[Data entries]

+++++

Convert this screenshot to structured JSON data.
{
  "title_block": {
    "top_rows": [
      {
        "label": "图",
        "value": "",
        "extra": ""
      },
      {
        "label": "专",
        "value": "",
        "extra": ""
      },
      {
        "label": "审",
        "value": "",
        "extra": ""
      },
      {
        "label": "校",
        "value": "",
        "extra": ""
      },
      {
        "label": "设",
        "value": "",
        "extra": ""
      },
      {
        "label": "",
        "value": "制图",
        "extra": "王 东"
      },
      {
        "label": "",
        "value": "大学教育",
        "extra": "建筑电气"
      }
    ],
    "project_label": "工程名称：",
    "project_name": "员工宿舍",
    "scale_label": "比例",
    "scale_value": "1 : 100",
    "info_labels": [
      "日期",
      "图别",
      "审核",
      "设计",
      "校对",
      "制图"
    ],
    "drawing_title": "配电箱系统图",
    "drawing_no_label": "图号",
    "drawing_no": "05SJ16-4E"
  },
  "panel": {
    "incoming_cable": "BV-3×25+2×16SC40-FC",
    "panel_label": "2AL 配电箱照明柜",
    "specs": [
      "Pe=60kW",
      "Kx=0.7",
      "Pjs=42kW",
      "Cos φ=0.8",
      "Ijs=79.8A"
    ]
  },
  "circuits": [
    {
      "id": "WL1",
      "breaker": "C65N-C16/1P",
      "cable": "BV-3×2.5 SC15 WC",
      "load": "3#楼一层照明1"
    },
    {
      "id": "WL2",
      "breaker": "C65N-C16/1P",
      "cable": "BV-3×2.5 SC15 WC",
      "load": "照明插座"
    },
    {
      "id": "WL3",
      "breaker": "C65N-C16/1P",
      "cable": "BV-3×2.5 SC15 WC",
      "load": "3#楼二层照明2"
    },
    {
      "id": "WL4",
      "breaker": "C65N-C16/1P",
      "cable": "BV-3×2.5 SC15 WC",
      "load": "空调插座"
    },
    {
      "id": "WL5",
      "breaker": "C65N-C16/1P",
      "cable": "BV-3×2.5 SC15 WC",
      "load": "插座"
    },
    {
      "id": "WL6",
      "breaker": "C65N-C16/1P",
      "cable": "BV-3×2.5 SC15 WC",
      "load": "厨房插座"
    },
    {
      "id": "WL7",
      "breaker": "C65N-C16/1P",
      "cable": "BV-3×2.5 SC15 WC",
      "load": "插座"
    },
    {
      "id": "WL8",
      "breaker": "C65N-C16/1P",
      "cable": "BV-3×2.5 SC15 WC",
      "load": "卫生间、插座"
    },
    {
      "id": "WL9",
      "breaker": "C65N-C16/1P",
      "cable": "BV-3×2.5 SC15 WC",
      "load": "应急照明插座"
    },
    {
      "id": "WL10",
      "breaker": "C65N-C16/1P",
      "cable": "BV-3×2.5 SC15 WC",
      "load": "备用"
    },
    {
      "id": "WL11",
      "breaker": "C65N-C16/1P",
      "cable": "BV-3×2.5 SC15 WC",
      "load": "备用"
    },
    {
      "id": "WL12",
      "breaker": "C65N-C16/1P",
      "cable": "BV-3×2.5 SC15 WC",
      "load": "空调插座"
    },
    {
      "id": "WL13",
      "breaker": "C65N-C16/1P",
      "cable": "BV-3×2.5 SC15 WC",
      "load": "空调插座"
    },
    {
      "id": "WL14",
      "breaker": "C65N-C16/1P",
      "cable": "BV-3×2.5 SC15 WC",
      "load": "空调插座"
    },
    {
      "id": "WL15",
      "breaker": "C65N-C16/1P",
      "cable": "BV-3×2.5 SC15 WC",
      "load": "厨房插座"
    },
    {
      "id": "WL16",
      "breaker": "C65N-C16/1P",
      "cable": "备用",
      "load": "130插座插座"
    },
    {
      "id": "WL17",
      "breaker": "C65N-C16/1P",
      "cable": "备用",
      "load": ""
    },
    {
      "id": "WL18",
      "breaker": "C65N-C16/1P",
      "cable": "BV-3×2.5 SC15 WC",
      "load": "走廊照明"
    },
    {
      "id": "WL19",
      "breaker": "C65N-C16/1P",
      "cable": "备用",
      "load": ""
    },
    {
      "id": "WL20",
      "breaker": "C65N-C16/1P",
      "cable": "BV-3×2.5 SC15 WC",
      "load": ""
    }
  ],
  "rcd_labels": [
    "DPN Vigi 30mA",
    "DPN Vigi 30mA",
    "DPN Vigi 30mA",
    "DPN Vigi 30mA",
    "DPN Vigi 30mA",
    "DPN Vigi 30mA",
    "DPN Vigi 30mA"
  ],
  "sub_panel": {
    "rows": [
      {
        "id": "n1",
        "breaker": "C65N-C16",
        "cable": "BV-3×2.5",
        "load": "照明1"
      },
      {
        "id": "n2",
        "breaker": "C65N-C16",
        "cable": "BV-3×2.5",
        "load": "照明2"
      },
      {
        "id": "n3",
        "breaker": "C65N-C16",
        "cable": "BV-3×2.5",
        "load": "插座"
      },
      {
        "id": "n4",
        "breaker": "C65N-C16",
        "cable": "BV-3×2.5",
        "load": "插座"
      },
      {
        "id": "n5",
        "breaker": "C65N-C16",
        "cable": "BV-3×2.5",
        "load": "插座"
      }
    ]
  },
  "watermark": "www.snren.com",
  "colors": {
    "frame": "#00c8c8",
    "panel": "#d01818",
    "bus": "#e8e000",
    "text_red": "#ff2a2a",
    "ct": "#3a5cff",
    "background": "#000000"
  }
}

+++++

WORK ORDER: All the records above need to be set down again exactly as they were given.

SOLUTION FOR THIS EXERCISE:
Convert this screenshot to structured JSON data.
{
  "title_block": {
    "top_rows": [
      {
        "label": "图",
        "value": "",
        "extra": ""
      },
      {
        "label": "专",
        "value": "",
        "extra": ""
      },
      {
        "label": "审",
        "value": "",
        "extra": ""
      },
      {
        "label": "校",
        "value": "",
        "extra": ""
      },
      {
        "label": "设",
        "value": "",
        "extra": ""
      },
      {
        "label": "",
        "value": "制图",
        "extra": "王 东"
      },
      {
        "label": "",
        "value": "大学教育",
        "extra": "建筑电气"
      }
    ],
    "project_label": "工程名称：",
    "project_name": "员工宿舍",
    "scale_label": "比例",
    "scale_value": "1 : 100",
    "info_labels": [
      "日期",
      "图别",
      "审核",
      "设计",
      "校对",
      "制图"
    ],
    "drawing_title": "配电箱系统图",
    "drawing_no_label": "图号",
    "drawing_no": "05SJ16-4E"
  },
  "panel": {
    "incoming_cable": "BV-3×25+2×16SC40-FC",
    "panel_label": "2AL 配电箱照明柜",
    "specs": [
      "Pe=60kW",
      "Kx=0.7",
      "Pjs=42kW",
      "Cos φ=0.8",
      "Ijs=79.8A"
    ]
  },
  "circuits": [
    {
      "id": "WL1",
      "breaker": "C65N-C16/1P",
      "cable": "BV-3×2.5 SC15 WC",
      "load": "3#楼一层照明1"
    },
    {
      "id": "WL2",
      "breaker": "C65N-C16/1P",
      "cable": "BV-3×2.5 SC15 WC",
      "load": "照明插座"
    },
    {
      "id": "WL3",
      "breaker": "C65N-C16/1P",
      "cable": "BV-3×2.5 SC15 WC",
      "load": "3#楼二层照明2"
    },
    {
      "id": "WL4",
      "breaker": "C65N-C16/1P",
      "cable": "BV-3×2.5 SC15 WC",
      "load": "空调插座"
    },
    {
      "id": "WL5",
      "breaker": "C65N-C16/1P",
      "cable": "BV-3×2.5 SC15 WC",
      "load": "插座"
    },
    {
      "id": "WL6",
      "breaker": "C65N-C16/1P",
      "cable": "BV-3×2.5 SC15 WC",
      "load": "厨房插座"
    },
    {
      "id": "WL7",
      "breaker": "C65N-C16/1P",
      "cable": "BV-3×2.5 SC15 WC",
      "load": "插座"
    },
    {
      "id": "WL8",
      "breaker": "C65N-C16/1P",
      "cable": "BV-3×2.5 SC15 WC",
      "load": "卫生间、插座"
    },
    {
      "id": "WL9",
      "breaker": "C65N-C16/1P",
      "cable": "BV-3×2.5 SC15 WC",
      "load": "应急照明插座"
    },
    {
      "id": "WL10",
      "breaker": "C65N-C16/1P",
      "cable": "BV-3×2.5 SC15 WC",
      "load": "备用"
    },
    {
      "id": "WL11",
      "breaker": "C65N-C16/1P",
      "cable": "BV-3×2.5 SC15 WC",
      "load": "备用"
    },
    {
      "id": "WL12",
      "breaker": "C65N-C16/1P",
      "cable": "BV-3×2.5 SC15 WC",
      "load": "空调插座"
    },
    {
      "id": "WL13",
      "breaker": "C65N-C16/1P",
      "cable": "BV-3×2.5 SC15 WC",
      "load": "空调插座"
    },
    {
      "id": "WL14",
      "breaker": "C65N-C16/1P",
      "cable": "BV-3×2.5 SC15 WC",
      "load": "空调插座"
    },
    {
      "id": "WL15",
      "breaker": "C65N-C16/1P",
      "cable": "BV-3×2.5 SC15 WC",
      "load": "厨房插座"
    },
    {
      "id": "WL16",
      "breaker": "C65N-C16/1P",
      "cable": "备用",
      "load": "130插座插座"
    },
    {
      "id": "WL17",
      "breaker": "C65N-C16/1P",
      "cable": "备用",
      "load": ""
    },
    {
      "id": "WL18",
      "breaker": "C65N-C16/1P",
      "cable": "BV-3×2.5 SC15 WC",
      "load": "走廊照明"
    },
    {
      "id": "WL19",
      "breaker": "C65N-C16/1P",
      "cable": "备用",
      "load": ""
    },
    {
      "id": "WL20",
      "breaker": "C65N-C16/1P",
      "cable": "BV-3×2.5 SC15 WC",
      "load": ""
    }
  ],
  "rcd_labels": [
    "DPN Vigi 30mA",
    "DPN Vigi 30mA",
    "DPN Vigi 30mA",
    "DPN Vigi 30mA",
    "DPN Vigi 30mA",
    "DPN Vigi 30mA",
    "DPN Vigi 30mA"
  ],
  "sub_panel": {
    "rows": [
      {
        "id": "n1",
        "breaker": "C65N-C16",
        "cable": "BV-3×2.5",
        "load": "照明1"
      },
      {
        "id": "n2",
        "breaker": "C65N-C16",
        "cable": "BV-3×2.5",
        "load": "照明2"
      },
      {
        "id": "n3",
        "breaker": "C65N-C16",
        "cable": "BV-3×2.5",
        "load": "插座"
      },
      {
        "id": "n4",
        "breaker": "C65N-C16",
        "cable": "BV-3×2.5",
        "load": "插座"
      },
      {
        "id": "n5",
        "breaker": "C65N-C16",
        "cable": "BV-3×2.5",
        "load": "插座"
      }
    ]
  },
  "watermark": "www.snren.com",
  "colors": {
    "frame": "#00c8c8",
    "panel": "#d01818",
    "bus": "#e8e000",
    "text_red": "#ff2a2a",
    "ct": "#3a5cff",
    "background": "#000000"
  }
}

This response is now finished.